In this experiment, we manipulate corporate political connections to assess whether a company’s political influence serves as a barrier or an inducement to investment. We utilize survey data from 3329 firm employees and managers across Venezuela, Ukraine, and Egypt. Overall, our findings suggest that respondents generally prefer not to invest in companies with political connections. Interestingly, this aversion is conditional on the respondent’s company’s own level of political connection: individuals from highly connected companies do not penalize connected companies as investment choices. In contrast, those from less-connected companies are inclined to invest in companies without political connections. We theorize that this pattern is rooted in differences in how companies with varying levels of connections manage liabilities. Our data reveal that connected companies are more likely to employ informal, rather than formal, mechanisms to resolve disputes.
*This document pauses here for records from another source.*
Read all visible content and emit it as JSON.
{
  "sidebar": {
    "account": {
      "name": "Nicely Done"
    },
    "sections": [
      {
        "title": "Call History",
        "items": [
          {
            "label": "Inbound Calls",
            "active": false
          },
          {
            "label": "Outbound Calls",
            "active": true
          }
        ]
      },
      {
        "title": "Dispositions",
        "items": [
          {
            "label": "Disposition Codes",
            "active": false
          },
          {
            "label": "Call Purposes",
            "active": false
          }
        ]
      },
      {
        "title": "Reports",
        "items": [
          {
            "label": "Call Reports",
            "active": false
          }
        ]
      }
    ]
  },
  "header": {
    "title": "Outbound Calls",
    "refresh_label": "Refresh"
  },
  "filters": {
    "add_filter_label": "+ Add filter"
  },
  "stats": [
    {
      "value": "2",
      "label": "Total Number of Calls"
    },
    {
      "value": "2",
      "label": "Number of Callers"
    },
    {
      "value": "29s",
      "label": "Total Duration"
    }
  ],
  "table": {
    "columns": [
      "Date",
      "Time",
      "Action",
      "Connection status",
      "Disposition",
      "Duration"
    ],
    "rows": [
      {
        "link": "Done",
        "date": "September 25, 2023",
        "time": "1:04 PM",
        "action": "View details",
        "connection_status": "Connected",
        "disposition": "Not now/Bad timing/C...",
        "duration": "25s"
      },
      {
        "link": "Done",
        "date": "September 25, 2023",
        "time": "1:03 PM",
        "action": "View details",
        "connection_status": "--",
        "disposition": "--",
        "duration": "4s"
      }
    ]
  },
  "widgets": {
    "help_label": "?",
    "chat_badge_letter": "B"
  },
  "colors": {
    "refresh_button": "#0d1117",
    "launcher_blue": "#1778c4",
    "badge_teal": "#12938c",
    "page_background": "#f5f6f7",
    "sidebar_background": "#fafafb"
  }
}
We argue that unconnected investors likely prefer investing in unconnected companies to better ensure that their property rights are safeguarded.
- business and politics
- experimental research
- political economy
ASJC Scopus subject areas
- Sociology and Political Science